** Records for the task follows **

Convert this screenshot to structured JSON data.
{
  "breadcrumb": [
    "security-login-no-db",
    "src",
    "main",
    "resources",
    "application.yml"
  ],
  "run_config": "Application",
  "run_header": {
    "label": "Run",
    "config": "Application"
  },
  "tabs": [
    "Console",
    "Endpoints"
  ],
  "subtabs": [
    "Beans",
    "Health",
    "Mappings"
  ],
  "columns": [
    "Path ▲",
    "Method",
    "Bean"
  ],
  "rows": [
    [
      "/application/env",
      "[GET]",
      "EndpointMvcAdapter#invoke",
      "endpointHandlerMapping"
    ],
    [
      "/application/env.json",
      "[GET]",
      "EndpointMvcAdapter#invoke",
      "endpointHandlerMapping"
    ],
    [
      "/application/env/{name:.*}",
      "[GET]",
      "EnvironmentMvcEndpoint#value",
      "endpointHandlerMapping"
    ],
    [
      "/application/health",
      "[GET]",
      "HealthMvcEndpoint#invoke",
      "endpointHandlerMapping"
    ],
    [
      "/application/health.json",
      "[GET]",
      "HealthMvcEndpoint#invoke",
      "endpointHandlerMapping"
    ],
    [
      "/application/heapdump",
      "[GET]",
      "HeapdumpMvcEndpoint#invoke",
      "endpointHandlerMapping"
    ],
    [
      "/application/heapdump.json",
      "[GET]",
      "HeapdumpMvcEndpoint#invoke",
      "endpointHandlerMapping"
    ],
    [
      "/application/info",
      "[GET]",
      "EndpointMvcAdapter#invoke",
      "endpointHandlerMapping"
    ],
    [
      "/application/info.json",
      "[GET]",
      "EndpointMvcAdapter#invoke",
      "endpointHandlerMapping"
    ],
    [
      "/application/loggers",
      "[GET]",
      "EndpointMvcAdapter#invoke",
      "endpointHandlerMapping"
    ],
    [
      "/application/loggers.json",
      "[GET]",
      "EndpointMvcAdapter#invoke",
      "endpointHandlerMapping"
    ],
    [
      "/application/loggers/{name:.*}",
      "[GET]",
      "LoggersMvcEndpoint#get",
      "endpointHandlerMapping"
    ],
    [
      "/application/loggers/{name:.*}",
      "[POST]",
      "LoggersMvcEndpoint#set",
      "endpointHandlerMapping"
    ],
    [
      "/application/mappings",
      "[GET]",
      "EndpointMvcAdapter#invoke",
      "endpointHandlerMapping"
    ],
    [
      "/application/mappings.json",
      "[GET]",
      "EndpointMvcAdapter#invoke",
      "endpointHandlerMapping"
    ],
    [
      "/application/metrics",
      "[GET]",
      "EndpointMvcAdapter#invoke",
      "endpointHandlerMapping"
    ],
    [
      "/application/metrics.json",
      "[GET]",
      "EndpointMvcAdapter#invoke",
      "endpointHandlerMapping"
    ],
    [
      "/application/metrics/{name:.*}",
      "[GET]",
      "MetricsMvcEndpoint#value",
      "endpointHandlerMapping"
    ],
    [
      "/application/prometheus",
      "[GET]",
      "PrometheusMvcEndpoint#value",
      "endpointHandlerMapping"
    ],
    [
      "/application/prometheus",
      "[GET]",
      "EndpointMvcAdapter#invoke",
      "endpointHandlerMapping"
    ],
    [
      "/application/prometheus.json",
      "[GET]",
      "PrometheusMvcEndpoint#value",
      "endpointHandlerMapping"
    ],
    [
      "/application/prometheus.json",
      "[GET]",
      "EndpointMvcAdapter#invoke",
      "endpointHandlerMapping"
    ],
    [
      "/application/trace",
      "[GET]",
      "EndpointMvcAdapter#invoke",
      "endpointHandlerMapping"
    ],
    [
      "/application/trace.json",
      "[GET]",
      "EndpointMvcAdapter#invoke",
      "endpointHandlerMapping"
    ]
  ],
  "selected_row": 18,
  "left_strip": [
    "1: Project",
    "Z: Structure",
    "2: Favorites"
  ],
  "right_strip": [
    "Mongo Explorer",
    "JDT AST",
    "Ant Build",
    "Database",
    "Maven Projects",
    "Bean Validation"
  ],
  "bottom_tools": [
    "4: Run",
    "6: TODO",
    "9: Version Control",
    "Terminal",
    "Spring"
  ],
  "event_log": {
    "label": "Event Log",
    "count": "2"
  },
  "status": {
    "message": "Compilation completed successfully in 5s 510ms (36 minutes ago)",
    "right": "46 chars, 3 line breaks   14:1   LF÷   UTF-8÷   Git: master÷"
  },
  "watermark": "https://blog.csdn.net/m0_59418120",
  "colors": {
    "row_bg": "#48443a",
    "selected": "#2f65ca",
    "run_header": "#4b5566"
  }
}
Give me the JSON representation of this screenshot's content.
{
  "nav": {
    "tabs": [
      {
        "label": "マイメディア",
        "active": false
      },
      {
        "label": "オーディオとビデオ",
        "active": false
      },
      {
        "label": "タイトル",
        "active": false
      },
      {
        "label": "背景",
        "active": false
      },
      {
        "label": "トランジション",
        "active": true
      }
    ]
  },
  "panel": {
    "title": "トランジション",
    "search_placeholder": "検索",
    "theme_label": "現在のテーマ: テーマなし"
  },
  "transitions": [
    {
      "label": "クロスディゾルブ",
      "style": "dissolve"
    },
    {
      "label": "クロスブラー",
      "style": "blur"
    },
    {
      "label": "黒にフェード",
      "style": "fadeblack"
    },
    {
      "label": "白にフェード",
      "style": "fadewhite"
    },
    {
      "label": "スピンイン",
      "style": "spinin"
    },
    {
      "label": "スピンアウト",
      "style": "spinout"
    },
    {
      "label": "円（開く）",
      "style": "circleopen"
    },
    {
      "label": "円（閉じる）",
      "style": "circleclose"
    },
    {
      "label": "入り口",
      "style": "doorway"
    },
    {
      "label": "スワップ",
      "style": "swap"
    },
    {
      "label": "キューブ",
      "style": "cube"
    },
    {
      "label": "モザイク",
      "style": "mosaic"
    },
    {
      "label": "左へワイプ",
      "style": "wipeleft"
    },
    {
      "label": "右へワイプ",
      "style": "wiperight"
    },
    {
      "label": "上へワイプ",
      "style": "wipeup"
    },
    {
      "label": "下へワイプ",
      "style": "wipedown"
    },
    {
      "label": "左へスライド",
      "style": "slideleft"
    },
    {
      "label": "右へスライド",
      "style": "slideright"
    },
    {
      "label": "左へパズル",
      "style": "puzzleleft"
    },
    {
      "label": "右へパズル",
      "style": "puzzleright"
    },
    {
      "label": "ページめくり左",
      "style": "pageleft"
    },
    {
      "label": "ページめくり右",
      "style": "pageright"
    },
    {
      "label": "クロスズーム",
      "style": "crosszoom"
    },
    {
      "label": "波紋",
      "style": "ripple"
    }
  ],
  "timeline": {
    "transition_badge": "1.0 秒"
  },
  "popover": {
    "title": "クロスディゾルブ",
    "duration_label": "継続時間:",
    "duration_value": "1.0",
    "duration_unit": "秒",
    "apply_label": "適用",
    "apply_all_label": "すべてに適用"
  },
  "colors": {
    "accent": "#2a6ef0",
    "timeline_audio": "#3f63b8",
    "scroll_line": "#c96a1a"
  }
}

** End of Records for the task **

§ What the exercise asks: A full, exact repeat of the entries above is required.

§ Response area:
Convert this screenshot to structured JSON data.
{
  "breadcrumb": [
    "security-login-no-db",
    "src",
    "main",
    "resources",
    "application.yml"
  ],
  "run_config": "Application",
  "run_header": {
    "label": "Run",
    "config": "Application"
  },
  "tabs": [
    "Console",
    "Endpoints"
  ],
  "subtabs": [
    "Beans",
    "Health",
    "Mappings"
  ],
  "columns": [
    "Path ▲",
    "Method",
    "Bean"
  ],
  "rows": [
    [
      "/application/env",
      "[GET]",
      "EndpointMvcAdapter#invoke",
      "endpointHandlerMapping"
    ],
    [
      "/application/env.json",
      "[GET]",
      "EndpointMvcAdapter#invoke",
      "endpointHandlerMapping"
    ],
    [
      "/application/env/{name:.*}",
      "[GET]",
      "EnvironmentMvcEndpoint#value",
      "endpointHandlerMapping"
    ],
    [
      "/application/health",
      "[GET]",
      "HealthMvcEndpoint#invoke",
      "endpointHandlerMapping"
    ],
    [
      "/application/health.json",
      "[GET]",
      "HealthMvcEndpoint#invoke",
      "endpointHandlerMapping"
    ],
    [
      "/application/heapdump",
      "[GET]",
      "HeapdumpMvcEndpoint#invoke",
      "endpointHandlerMapping"
    ],
    [
      "/application/heapdump.json",
      "[GET]",
      "HeapdumpMvcEndpoint#invoke",
      "endpointHandlerMapping"
    ],
    [
      "/application/info",
      "[GET]",
      "EndpointMvcAdapter#invoke",
      "endpointHandlerMapping"
    ],
    [
      "/application/info.json",
      "[GET]",
      "EndpointMvcAdapter#invoke",
      "endpointHandlerMapping"
    ],
    [
      "/application/loggers",
      "[GET]",
      "EndpointMvcAdapter#invoke",
      "endpointHandlerMapping"
    ],
    [
      "/application/loggers.json",
      "[GET]",
      "EndpointMvcAdapter#invoke",
      "endpointHandlerMapping"
    ],
    [
      "/application/loggers/{name:.*}",
      "[GET]",
      "LoggersMvcEndpoint#get",
      "endpointHandlerMapping"
    ],
    [
      "/application/loggers/{name:.*}",
      "[POST]",
      "LoggersMvcEndpoint#set",
      "endpointHandlerMapping"
    ],
    [
      "/application/mappings",
      "[GET]",
      "EndpointMvcAdapter#invoke",
      "endpointHandlerMapping"
    ],
    [
      "/application/mappings.json",
      "[GET]",
      "EndpointMvcAdapter#invoke",
      "endpointHandlerMapping"
    ],
    [
      "/application/metrics",
      "[GET]",
      "EndpointMvcAdapter#invoke",
      "endpointHandlerMapping"
    ],
    [
      "/application/metrics.json",
      "[GET]",
      "EndpointMvcAdapter#invoke",
      "endpointHandlerMapping"
    ],
    [
      "/application/metrics/{name:.*}",
      "[GET]",
      "MetricsMvcEndpoint#value",
      "endpointHandlerMapping"
    ],
    [
      "/application/prometheus",
      "[GET]",
      "PrometheusMvcEndpoint#value",
      "endpointHandlerMapping"
    ],
    [
      "/application/prometheus",
      "[GET]",
      "EndpointMvcAdapter#invoke",
      "endpointHandlerMapping"
    ],
    [
      "/application/prometheus.json",
      "[GET]",
      "PrometheusMvcEndpoint#value",
      "endpointHandlerMapping"
    ],
    [
      "/application/prometheus.json",
      "[GET]",
      "EndpointMvcAdapter#invoke",
      "endpointHandlerMapping"
    ],
    [
      "/application/trace",
      "[GET]",
      "EndpointMvcAdapter#invoke",
      "endpointHandlerMapping"
    ],
    [
      "/application/trace.json",
      "[GET]",
      "EndpointMvcAdapter#invoke",
      "endpointHandlerMapping"
    ]
  ],
  "selected_row": 18,
  "left_strip": [
    "1: Project",
    "Z: Structure",
    "2: Favorites"
  ],
  "right_strip": [
    "Mongo Explorer",
    "JDT AST",
    "Ant Build",
    "Database",
    "Maven Projects",
    "Bean Validation"
  ],
  "bottom_tools": [
    "4: Run",
    "6: TODO",
    "9: Version Control",
    "Terminal",
    "Spring"
  ],
  "event_log": {
    "label": "Event Log",
    "count": "2"
  },
  "status": {
    "message": "Compilation completed successfully in 5s 510ms (36 minutes ago)",
    "right": "46 chars, 3 line breaks   14:1   LF÷   UTF-8÷   Git: master÷"
  },
  "watermark": "https://blog.csdn.net/m0_59418120",
  "colors": {
    "row_bg": "#48443a",
    "selected": "#2f65ca",
    "run_header": "#4b5566"
  }
}
Give me the JSON representation of this screenshot's content.
{
  "nav": {
    "tabs": [
      {
        "label": "マイメディア",
        "active": false
      },
      {
        "label": "オーディオとビデオ",
        "active": false
      },
      {
        "label": "タイトル",
        "active": false
      },
      {
        "label": "背景",
        "active": false
      },
      {
        "label": "トランジション",
        "active": true
      }
    ]
  },
  "panel": {
    "title": "トランジション",
    "search_placeholder": "検索",
    "theme_label": "現在のテーマ: テーマなし"
  },
  "transitions": [
    {
      "label": "クロスディゾルブ",
      "style": "dissolve"
    },
    {
      "label": "クロスブラー",
      "style": "blur"
    },
    {
      "label": "黒にフェード",
      "style": "fadeblack"
    },
    {
      "label": "白にフェード",
      "style": "fadewhite"
    },
    {
      "label": "スピンイン",
      "style": "spinin"
    },
    {
      "label": "スピンアウト",
      "style": "spinout"
    },
    {
      "label": "円（開く）",
      "style": "circleopen"
    },
    {
      "label": "円（閉じる）",
      "style": "circleclose"
    },
    {
      "label": "入り口",
      "style": "doorway"
    },
    {
      "label": "スワップ",
      "style": "swap"
    },
    {
      "label": "キューブ",
      "style": "cube"
    },
    {
      "label": "モザイク",
      "style": "mosaic"
    },
    {
      "label": "左へワイプ",
      "style": "wipeleft"
    },
    {
      "label": "右へワイプ",
      "style": "wiperight"
    },
    {
      "label": "上へワイプ",
      "style": "wipeup"
    },
    {
      "label": "下へワイプ",
      "style": "wipedown"
    },
    {
      "label": "左へスライド",
      "style": "slideleft"
    },
    {
      "label": "右へスライド",
      "style": "slideright"
    },
    {
      "label": "左へパズル",
      "style": "puzzleleft"
    },
    {
      "label": "右へパズル",
      "style": "puzzleright"
    },
    {
      "label": "ページめくり左",
      "style": "pageleft"
    },
    {
      "label": "ページめくり右",
      "style": "pageright"
    },
    {
      "label": "クロスズーム",
      "style": "crosszoom"
    },
    {
      "label": "波紋",
      "style": "ripple"
    }
  ],
  "timeline": {
    "transition_badge": "1.0 秒"
  },
  "popover": {
    "title": "クロスディゾルブ",
    "duration_label": "継続時間:",
    "duration_value": "1.0",
    "duration_unit": "秒",
    "apply_label": "適用",
    "apply_all_label": "すべてに適用"
  },
  "colors": {
    "accent": "#2a6ef0",
    "timeline_audio": "#3f63b8",
    "scroll_line": "#c96a1a"
  }
}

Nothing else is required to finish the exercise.